What kinds of programs are you hoping to make at Rare Day?
Our focus is on documentaries, factual entertainment and drama; that covers the expertise that we have in the company between Peter [Dale], myself and Emily Renshaw-Smith, our head of development and production.
For us, quality and innovation are two critical things and if you look at Peter [Dale]‘s CV and you look at my CV, that’s been at the heart of all the things we’ve been involved in.
What can we expect from Rare Day in its second year?
We want to make great content that is high quality and innovative and for really good clients. Some of it will be for conventional broadcasters and some of it will be from quite left field.
We just completed a coproduction with Princess [Productions] for the BBC called School of Saatchi which is basically a high end talent show in the contemporary art world. It has just gone out on the BBC to excellent reviews. That’s something that’s already in the bag and we’ve got a number of different projects in development.

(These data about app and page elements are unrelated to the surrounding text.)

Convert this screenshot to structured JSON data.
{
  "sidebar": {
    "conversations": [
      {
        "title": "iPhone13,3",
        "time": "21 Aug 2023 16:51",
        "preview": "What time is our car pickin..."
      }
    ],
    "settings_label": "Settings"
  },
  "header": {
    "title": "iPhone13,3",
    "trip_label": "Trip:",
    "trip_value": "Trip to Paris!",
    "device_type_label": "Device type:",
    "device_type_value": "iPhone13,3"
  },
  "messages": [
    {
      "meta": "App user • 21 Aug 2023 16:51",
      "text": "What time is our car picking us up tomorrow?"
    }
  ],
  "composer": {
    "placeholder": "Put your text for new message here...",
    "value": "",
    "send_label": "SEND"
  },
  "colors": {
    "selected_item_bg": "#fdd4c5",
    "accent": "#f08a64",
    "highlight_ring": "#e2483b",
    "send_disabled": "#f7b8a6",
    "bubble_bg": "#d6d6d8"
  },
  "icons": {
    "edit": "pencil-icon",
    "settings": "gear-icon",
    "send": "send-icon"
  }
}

What made you make the move from cable to production?
If you love television, which I do, what better place to be than creating it. That’s pretty much it.
During a recession it’s a bit of a scary time to join a production company, though, with many companies closing down or trimming their staff. What made you feel like this was a good time for you to make this move?
It’s not the best time in the world to be starting a business. There are some companies that are feeling the pinch and I’m sure there will be companies that have to close in the course of the next 12 months, and we don’t intend on being one of those. We figure if we can start up professionally at a time like this, the sky’s the limit.